The campaign was effective, and health trends in 20th century America reinforced cereal’s wholesome reputation. In 1967, Harvard nutritionists Dr. Fredrick Stare and Mark Hegsted published two studies linking dietary fat and cholesterol to heart disease and downplaying the role of sugar. This approach to health was echoed by experts in the decades that followed. When the USDA introduced its food pyramid in 1992, it had protein sources like meat, fish, and nuts one level from the top with carbs like bread, pasta, and cereal making up the much larger base.
But the Harvard studies supporting a low-fat diet may have had a hidden agenda. A 2016 study revealed that the research had been initiated and funded by the Sugar Research Foundation, a trade group trying to boost sugar’s image with health-conscious consumers. Numerous studies have since emphasized the nutritional value of certain fats and the risks of excess sugar, and the food pyramid that technically endorsed six to 11 servings of cereal a day has been abandoned by the government.
A story that began, in some ways, with unsubstantiated claims about the benefits of a bland diet mutated, somewhere along the way, to unsubstantiated claims about the benefits of sugar-loaded refined carbohydrates.

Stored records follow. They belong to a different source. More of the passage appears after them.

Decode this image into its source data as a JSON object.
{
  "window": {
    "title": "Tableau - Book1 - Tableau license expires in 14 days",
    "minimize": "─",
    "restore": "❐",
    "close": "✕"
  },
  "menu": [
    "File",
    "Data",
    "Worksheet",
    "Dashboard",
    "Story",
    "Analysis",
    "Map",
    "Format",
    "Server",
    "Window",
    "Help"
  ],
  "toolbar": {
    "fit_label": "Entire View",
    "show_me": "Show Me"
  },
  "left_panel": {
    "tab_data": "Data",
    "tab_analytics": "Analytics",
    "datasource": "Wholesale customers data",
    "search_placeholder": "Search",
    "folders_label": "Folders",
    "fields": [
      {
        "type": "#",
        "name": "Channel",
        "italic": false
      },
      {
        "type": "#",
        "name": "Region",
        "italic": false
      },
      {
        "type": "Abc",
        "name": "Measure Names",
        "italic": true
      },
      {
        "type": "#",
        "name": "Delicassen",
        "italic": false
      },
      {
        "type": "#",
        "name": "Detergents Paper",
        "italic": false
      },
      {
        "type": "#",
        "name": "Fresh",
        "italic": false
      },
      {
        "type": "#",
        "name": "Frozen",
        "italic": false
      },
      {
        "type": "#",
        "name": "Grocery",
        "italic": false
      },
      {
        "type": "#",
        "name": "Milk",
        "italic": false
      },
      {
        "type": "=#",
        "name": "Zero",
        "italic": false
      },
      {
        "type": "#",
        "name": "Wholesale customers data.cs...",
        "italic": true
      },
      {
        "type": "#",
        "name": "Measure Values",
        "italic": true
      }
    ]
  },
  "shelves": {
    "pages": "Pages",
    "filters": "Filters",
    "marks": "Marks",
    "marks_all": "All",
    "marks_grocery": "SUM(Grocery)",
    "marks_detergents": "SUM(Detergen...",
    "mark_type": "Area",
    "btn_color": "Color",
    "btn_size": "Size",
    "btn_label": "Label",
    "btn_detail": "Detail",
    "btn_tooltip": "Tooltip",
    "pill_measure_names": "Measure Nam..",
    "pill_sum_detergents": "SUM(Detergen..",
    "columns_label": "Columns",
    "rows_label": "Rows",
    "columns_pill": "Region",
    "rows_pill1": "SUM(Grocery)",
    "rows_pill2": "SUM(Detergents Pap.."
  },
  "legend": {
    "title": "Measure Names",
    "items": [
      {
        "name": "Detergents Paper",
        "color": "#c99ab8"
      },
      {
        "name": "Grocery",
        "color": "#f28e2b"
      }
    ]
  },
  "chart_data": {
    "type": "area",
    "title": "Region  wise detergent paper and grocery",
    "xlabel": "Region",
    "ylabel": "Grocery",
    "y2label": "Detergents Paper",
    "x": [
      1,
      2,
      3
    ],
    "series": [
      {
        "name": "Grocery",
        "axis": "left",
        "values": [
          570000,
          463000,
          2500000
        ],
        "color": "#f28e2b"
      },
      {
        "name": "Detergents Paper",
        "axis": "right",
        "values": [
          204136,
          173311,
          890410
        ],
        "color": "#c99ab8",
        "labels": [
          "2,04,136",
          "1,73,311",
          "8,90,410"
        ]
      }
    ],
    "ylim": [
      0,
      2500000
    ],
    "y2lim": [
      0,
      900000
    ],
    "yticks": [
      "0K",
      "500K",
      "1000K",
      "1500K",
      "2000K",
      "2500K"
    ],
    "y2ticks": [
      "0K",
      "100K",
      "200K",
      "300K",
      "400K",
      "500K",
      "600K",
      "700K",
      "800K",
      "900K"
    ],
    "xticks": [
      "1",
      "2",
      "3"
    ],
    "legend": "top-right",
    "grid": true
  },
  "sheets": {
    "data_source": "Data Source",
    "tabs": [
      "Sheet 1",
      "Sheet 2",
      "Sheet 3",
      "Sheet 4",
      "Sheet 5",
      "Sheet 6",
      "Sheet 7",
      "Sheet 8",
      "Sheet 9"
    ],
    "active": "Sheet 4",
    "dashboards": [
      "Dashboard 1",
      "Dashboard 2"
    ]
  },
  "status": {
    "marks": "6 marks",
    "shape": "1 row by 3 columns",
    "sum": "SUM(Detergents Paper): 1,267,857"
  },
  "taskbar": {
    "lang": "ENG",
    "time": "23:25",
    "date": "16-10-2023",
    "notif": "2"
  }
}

You might still want to eat cereal for its taste, or nostalgia, or because a cartoon character told you to. But you should probably take the health claims for breakfast cereal with a healthy dose of salt.
This story has been adapted from an episode of Food History on YouTube.